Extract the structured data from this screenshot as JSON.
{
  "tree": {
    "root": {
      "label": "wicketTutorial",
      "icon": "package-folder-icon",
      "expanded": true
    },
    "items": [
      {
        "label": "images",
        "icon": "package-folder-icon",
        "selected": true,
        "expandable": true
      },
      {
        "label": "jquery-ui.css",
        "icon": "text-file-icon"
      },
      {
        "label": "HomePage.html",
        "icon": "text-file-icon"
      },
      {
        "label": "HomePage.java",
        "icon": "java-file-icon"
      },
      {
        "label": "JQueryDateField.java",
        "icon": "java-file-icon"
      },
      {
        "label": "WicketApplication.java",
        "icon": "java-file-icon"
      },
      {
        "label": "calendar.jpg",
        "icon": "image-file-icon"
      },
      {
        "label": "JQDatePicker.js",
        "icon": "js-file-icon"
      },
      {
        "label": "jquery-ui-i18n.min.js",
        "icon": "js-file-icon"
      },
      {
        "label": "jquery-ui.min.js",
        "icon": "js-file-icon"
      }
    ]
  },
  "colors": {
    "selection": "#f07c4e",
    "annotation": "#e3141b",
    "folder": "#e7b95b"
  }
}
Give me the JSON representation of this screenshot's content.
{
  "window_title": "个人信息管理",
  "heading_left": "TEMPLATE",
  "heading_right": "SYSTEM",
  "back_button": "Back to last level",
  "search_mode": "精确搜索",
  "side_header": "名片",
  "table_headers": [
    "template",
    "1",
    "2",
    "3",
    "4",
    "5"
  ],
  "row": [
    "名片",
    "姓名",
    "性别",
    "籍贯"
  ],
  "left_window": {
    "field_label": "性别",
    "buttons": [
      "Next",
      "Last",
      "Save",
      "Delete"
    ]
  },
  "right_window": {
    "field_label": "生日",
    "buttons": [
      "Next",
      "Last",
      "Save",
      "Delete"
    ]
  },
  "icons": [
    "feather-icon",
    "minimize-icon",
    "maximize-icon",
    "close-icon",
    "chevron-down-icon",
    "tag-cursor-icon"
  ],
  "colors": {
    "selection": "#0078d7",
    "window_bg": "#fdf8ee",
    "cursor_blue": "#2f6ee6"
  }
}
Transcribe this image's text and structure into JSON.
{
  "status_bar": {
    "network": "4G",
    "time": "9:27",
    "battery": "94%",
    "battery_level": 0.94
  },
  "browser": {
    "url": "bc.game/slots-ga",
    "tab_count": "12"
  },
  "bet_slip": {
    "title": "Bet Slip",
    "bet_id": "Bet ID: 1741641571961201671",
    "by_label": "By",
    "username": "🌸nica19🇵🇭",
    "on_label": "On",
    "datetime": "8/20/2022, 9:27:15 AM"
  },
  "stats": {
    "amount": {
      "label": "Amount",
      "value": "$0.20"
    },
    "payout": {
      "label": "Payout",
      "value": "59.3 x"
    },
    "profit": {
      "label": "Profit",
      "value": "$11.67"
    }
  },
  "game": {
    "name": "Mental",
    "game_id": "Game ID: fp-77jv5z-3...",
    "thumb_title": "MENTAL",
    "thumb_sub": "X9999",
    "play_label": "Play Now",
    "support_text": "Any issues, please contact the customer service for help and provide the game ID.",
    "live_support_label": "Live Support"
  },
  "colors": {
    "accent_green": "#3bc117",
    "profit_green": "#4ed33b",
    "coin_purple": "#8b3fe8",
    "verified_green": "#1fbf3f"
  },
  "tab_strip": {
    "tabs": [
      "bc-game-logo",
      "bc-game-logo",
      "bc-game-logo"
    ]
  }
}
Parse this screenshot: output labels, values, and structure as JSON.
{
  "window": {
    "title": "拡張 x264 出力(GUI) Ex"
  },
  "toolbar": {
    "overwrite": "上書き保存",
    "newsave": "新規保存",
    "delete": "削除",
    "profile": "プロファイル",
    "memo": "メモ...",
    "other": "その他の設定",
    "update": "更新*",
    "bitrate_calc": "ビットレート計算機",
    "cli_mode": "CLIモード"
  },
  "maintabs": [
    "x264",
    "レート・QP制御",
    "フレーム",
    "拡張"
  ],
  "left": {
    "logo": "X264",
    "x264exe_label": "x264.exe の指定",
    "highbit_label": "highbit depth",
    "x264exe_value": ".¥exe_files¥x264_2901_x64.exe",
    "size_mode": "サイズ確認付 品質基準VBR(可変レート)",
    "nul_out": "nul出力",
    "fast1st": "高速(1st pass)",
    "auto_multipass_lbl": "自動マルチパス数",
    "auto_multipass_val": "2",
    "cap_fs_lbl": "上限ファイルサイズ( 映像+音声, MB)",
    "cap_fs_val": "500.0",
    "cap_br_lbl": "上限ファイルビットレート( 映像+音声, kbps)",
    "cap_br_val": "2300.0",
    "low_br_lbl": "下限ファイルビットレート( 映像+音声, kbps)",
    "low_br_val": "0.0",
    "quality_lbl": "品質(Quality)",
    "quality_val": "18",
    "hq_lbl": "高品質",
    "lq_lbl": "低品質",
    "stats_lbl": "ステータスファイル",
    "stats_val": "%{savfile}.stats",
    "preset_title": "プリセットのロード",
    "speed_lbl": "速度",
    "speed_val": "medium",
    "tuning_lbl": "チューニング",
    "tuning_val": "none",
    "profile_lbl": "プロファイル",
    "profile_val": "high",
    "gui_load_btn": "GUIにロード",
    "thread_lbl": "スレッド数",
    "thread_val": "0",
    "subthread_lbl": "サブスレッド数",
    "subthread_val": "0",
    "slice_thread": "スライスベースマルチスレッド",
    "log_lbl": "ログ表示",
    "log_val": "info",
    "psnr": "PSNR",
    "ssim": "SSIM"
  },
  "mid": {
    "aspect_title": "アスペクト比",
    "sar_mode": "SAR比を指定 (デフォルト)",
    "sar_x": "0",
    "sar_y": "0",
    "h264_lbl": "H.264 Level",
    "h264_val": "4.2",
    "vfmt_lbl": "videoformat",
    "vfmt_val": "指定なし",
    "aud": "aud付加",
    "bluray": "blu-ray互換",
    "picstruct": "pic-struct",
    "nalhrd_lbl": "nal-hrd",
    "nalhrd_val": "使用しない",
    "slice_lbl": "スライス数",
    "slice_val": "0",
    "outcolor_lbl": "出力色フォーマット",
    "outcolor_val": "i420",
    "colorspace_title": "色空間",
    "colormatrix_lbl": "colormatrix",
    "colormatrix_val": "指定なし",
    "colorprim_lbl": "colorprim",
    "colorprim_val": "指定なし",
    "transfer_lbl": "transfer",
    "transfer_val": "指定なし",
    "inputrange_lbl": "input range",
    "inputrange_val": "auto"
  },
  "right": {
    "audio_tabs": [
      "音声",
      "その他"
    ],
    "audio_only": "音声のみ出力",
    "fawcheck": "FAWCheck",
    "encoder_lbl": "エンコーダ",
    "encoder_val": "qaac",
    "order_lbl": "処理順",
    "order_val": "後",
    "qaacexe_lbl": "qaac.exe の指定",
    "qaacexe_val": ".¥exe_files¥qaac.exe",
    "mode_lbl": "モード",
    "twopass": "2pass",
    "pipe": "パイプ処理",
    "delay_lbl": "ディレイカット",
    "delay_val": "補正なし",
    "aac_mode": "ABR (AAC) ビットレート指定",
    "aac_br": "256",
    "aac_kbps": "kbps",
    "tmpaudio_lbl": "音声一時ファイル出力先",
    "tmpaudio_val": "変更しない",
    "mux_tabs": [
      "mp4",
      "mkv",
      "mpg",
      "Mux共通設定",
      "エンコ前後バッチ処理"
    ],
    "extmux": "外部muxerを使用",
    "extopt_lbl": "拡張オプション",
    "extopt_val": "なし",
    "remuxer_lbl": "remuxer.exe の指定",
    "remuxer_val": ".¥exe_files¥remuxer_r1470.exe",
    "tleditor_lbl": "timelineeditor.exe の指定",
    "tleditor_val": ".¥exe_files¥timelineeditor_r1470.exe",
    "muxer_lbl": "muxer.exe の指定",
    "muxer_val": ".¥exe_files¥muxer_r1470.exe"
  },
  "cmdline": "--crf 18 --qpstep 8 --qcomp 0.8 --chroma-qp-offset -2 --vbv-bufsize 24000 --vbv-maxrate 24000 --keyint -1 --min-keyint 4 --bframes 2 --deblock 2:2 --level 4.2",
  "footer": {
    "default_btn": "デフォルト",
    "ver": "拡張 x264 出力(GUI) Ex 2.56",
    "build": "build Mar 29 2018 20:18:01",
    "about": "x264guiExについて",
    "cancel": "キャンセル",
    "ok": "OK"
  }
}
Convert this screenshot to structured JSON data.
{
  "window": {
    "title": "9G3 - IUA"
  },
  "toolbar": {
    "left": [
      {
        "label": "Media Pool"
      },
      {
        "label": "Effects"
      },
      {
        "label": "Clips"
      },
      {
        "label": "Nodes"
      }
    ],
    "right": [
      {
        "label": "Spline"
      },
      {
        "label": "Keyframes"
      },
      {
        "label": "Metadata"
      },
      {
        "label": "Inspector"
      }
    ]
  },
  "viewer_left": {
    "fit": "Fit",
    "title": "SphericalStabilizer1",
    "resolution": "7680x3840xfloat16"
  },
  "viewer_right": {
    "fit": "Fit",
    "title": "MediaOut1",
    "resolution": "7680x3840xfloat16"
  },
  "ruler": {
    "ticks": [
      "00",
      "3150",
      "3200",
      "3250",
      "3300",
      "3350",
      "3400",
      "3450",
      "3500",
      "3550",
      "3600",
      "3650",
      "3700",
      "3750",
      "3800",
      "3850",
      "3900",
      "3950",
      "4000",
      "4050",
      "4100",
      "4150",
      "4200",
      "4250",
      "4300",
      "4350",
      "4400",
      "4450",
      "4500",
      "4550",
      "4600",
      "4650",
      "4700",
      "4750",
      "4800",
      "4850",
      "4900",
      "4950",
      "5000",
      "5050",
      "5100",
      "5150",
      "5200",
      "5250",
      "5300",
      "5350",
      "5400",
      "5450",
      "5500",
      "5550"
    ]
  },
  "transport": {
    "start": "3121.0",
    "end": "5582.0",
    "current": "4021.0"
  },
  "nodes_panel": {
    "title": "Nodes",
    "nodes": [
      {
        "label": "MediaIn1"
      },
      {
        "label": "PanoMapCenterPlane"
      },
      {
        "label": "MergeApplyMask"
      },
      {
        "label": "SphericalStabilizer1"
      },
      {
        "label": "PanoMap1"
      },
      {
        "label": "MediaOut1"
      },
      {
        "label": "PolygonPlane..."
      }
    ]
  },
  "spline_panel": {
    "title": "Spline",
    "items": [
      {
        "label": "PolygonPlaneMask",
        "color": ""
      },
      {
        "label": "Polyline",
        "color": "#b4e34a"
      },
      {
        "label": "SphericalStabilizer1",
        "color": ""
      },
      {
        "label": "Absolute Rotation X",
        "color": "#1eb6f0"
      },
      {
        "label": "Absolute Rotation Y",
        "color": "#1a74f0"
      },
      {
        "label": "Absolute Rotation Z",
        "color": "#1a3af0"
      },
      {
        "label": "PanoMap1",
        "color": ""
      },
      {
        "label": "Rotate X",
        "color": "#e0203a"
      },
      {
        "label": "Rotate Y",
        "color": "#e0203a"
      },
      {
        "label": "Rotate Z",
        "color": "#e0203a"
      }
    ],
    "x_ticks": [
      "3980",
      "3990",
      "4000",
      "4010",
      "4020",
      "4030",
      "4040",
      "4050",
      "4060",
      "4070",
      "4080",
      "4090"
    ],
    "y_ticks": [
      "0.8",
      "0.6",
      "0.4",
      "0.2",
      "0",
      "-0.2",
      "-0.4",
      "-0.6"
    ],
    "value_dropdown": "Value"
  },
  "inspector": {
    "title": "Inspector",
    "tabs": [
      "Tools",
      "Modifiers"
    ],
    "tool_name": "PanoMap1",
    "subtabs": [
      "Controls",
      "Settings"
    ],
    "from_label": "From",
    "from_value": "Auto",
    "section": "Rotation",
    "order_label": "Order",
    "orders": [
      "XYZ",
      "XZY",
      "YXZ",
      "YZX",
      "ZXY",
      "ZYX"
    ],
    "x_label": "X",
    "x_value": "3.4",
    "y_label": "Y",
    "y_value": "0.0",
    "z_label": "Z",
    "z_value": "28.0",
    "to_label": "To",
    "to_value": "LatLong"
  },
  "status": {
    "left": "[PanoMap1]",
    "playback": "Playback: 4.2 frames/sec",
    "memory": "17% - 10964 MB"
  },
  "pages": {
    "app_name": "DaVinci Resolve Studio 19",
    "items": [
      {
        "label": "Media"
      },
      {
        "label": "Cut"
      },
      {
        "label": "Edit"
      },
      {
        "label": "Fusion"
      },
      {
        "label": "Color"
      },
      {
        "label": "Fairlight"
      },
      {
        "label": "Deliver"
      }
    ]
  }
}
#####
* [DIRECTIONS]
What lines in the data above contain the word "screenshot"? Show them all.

* [EXERCISE SOLUTION]
Extract the structured data from this screenshot as JSON.
Give me the JSON representation of this screenshot's content.
Parse this screenshot: output labels, values, and structure as JSON.
Convert this screenshot to structured JSON data.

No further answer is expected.